Print the full listing once more, exactly as given.

%%

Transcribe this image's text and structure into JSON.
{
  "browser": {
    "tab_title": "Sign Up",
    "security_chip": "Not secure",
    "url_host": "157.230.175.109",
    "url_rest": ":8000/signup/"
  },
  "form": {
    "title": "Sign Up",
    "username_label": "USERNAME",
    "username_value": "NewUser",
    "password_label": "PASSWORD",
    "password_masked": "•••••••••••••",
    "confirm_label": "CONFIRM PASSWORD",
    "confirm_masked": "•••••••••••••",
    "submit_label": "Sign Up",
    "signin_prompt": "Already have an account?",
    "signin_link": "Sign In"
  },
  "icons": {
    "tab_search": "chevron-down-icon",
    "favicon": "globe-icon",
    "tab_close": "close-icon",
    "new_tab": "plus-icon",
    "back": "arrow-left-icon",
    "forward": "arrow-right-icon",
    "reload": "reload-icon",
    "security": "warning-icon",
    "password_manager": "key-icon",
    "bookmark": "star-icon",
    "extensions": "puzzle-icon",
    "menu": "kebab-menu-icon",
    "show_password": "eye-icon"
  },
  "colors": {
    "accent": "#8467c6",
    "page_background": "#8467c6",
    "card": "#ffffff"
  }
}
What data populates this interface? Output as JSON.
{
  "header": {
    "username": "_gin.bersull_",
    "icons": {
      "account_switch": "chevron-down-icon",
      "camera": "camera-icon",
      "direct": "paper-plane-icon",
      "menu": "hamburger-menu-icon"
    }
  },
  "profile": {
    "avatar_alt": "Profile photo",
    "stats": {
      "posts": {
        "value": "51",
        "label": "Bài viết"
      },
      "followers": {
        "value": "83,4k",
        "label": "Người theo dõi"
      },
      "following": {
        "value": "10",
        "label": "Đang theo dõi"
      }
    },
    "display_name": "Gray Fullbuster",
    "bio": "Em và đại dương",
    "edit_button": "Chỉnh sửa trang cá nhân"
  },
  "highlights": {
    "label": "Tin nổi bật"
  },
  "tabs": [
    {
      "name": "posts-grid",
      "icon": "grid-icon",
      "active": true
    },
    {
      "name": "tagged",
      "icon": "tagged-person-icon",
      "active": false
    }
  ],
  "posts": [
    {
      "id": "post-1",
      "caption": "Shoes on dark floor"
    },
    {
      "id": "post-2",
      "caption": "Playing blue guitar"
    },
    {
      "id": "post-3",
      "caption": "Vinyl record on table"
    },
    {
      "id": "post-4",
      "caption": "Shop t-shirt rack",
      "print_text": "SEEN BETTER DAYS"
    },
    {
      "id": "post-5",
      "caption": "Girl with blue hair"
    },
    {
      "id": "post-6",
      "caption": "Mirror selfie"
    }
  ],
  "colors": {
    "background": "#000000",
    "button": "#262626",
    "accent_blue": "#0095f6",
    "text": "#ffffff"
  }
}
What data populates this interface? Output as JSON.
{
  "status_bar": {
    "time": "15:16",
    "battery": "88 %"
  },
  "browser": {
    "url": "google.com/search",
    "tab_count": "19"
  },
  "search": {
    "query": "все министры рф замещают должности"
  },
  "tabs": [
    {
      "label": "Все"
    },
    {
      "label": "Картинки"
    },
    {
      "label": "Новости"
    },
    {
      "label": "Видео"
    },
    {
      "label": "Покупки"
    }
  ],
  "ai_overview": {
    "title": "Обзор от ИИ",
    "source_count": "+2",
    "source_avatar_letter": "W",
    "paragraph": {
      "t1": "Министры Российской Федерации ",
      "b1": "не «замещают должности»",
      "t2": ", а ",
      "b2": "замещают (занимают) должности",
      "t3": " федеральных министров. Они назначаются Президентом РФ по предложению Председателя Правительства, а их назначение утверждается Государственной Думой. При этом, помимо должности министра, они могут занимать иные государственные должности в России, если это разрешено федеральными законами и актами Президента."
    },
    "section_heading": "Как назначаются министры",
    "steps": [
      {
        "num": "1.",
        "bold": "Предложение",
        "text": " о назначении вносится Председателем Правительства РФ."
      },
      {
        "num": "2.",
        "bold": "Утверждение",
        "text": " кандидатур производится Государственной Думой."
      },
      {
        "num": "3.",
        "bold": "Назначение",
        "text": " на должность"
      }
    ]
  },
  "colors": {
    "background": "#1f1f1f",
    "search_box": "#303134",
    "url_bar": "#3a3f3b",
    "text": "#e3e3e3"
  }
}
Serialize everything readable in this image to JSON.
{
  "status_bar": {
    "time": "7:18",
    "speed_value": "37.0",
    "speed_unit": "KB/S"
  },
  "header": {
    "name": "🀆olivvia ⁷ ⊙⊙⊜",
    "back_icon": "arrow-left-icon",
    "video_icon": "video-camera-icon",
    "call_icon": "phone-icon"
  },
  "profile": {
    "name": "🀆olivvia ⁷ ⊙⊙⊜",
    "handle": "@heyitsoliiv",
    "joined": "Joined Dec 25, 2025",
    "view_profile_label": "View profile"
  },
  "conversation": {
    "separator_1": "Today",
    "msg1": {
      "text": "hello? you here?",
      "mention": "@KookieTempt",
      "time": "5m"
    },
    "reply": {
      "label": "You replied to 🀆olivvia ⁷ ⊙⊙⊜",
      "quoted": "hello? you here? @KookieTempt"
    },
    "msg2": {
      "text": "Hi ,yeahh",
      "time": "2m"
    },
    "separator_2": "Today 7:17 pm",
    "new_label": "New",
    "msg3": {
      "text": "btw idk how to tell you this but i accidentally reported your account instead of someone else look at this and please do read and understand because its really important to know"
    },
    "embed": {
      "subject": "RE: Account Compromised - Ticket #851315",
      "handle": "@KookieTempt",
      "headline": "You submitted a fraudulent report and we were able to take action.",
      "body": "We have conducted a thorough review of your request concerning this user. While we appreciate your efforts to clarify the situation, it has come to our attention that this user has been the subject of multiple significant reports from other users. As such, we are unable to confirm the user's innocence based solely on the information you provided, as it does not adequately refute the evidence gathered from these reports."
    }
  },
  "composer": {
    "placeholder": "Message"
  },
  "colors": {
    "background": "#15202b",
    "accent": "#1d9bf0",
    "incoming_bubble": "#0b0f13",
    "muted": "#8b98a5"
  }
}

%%

Answer —
Transcribe this image's text and structure into JSON.
{
  "browser": {
    "tab_title": "Sign Up",
    "security_chip": "Not secure",
    "url_host": "157.230.175.109",
    "url_rest": ":8000/signup/"
  },
  "form": {
    "title": "Sign Up",
    "username_label": "USERNAME",
    "username_value": "NewUser",
    "password_label": "PASSWORD",
    "password_masked": "•••••••••••••",
    "confirm_label": "CONFIRM PASSWORD",
    "confirm_masked": "•••••••••••••",
    "submit_label": "Sign Up",
    "signin_prompt": "Already have an account?",
    "signin_link": "Sign In"
  },
  "icons": {
    "tab_search": "chevron-down-icon",
    "favicon": "globe-icon",
    "tab_close": "close-icon",
    "new_tab": "plus-icon",
    "back": "arrow-left-icon",
    "forward": "arrow-right-icon",
    "reload": "reload-icon",
    "security": "warning-icon",
    "password_manager": "key-icon",
    "bookmark": "star-icon",
    "extensions": "puzzle-icon",
    "menu": "kebab-menu-icon",
    "show_password": "eye-icon"
  },
  "colors": {
    "accent": "#8467c6",
    "page_background": "#8467c6",
    "card": "#ffffff"
  }
}
What data populates this interface? Output as JSON.
{
  "header": {
    "username": "_gin.bersull_",
    "icons": {
      "account_switch": "chevron-down-icon",
      "camera": "camera-icon",
      "direct": "paper-plane-icon",
      "menu": "hamburger-menu-icon"
    }
  },
  "profile": {
    "avatar_alt": "Profile photo",
    "stats": {
      "posts": {
        "value": "51",
        "label": "Bài viết"
      },
      "followers": {
        "value": "83,4k",
        "label": "Người theo dõi"
      },
      "following": {
        "value": "10",
        "label": "Đang theo dõi"
      }
    },
    "display_name": "Gray Fullbuster",
    "bio": "Em và đại dương",
    "edit_button": "Chỉnh sửa trang cá nhân"
  },
  "highlights": {
    "label": "Tin nổi bật"
  },
  "tabs": [
    {
      "name": "posts-grid",
      "icon": "grid-icon",
      "active": true
    },
    {
      "name": "tagged",
      "icon": "tagged-person-icon",
      "active": false
    }
  ],
  "posts": [
    {
      "id": "post-1",
      "caption": "Shoes on dark floor"
    },
    {
      "id": "post-2",
      "caption": "Playing blue guitar"
    },
    {
      "id": "post-3",
      "caption": "Vinyl record on table"
    },
    {
      "id": "post-4",
      "caption": "Shop t-shirt rack",
      "print_text": "SEEN BETTER DAYS"
    },
    {
      "id": "post-5",
      "caption": "Girl with blue hair"
    },
    {
      "id": "post-6",
      "caption": "Mirror selfie"
    }
  ],
  "colors": {
    "background": "#000000",
    "button": "#262626",
    "accent_blue": "#0095f6",
    "text": "#ffffff"
  }
}
What data populates this interface? Output as JSON.
{
  "status_bar": {
    "time": "15:16",
    "battery": "88 %"
  },
  "browser": {
    "url": "google.com/search",
    "tab_count": "19"
  },
  "search": {
    "query": "все министры рф замещают должности"
  },
  "tabs": [
    {
      "label": "Все"
    },
    {
      "label": "Картинки"
    },
    {
      "label": "Новости"
    },
    {
      "label": "Видео"
    },
    {
      "label": "Покупки"
    }
  ],
  "ai_overview": {
    "title": "Обзор от ИИ",
    "source_count": "+2",
    "source_avatar_letter": "W",
    "paragraph": {
      "t1": "Министры Российской Федерации ",
      "b1": "не «замещают должности»",
      "t2": ", а ",
      "b2": "замещают (занимают) должности",
      "t3": " федеральных министров. Они назначаются Президентом РФ по предложению Председателя Правительства, а их назначение утверждается Государственной Думой. При этом, помимо должности министра, они могут занимать иные государственные должности в России, если это разрешено федеральными законами и актами Президента."
    },
    "section_heading": "Как назначаются министры",
    "steps": [
      {
        "num": "1.",
        "bold": "Предложение",
        "text": " о назначении вносится Председателем Правительства РФ."
      },
      {
        "num": "2.",
        "bold": "Утверждение",
        "text": " кандидатур производится Государственной Думой."
      },
      {
        "num": "3.",
        "bold": "Назначение",
        "text": " на должность"
      }
    ]
  },
  "colors": {
    "background": "#1f1f1f",
    "search_box": "#303134",
    "url_bar": "#3a3f3b",
    "text": "#e3e3e3"
  }
}
Serialize everything readable in this image to JSON.
{
  "status_bar": {
    "time": "7:18",
    "speed_value": "37.0",
    "speed_unit": "KB/S"
  },
  "header": {
    "name": "🀆olivvia ⁷ ⊙⊙⊜",
    "back_icon": "arrow-left-icon",
    "video_icon": "video-camera-icon",
    "call_icon": "phone-icon"
  },
  "profile": {
    "name": "🀆olivvia ⁷ ⊙⊙⊜",
    "handle": "@heyitsoliiv",
    "joined": "Joined Dec 25, 2025",
    "view_profile_label": "View profile"
  },
  "conversation": {
    "separator_1": "Today",
    "msg1": {
      "text": "hello? you here?",
      "mention": "@KookieTempt",
      "time": "5m"
    },
    "reply": {
      "label": "You replied to 🀆olivvia ⁷ ⊙⊙⊜",
      "quoted": "hello? you here? @KookieTempt"
    },
    "msg2": {
      "text": "Hi ,yeahh",
      "time": "2m"
    },
    "separator_2": "Today 7:17 pm",
    "new_label": "New",
    "msg3": {
      "text": "btw idk how to tell you this but i accidentally reported your account instead of someone else look at this and please do read and understand because its really important to know"
    },
    "embed": {
      "subject": "RE: Account Compromised - Ticket #851315",
      "handle": "@KookieTempt",
      "headline": "You submitted a fraudulent report and we were able to take action.",
      "body": "We have conducted a thorough review of your request concerning this user. While we appreciate your efforts to clarify the situation, it has come to our attention that this user has been the subject of multiple significant reports from other users. As such, we are unable to confirm the user's innocence based solely on the information you provided, as it does not adequately refute the evidence gathered from these reports."
    }
  },
  "composer": {
    "placeholder": "Message"
  },
  "colors": {
    "background": "#15202b",
    "accent": "#1d9bf0",
    "incoming_bubble": "#0b0f13",
    "muted": "#8b98a5"
  }
}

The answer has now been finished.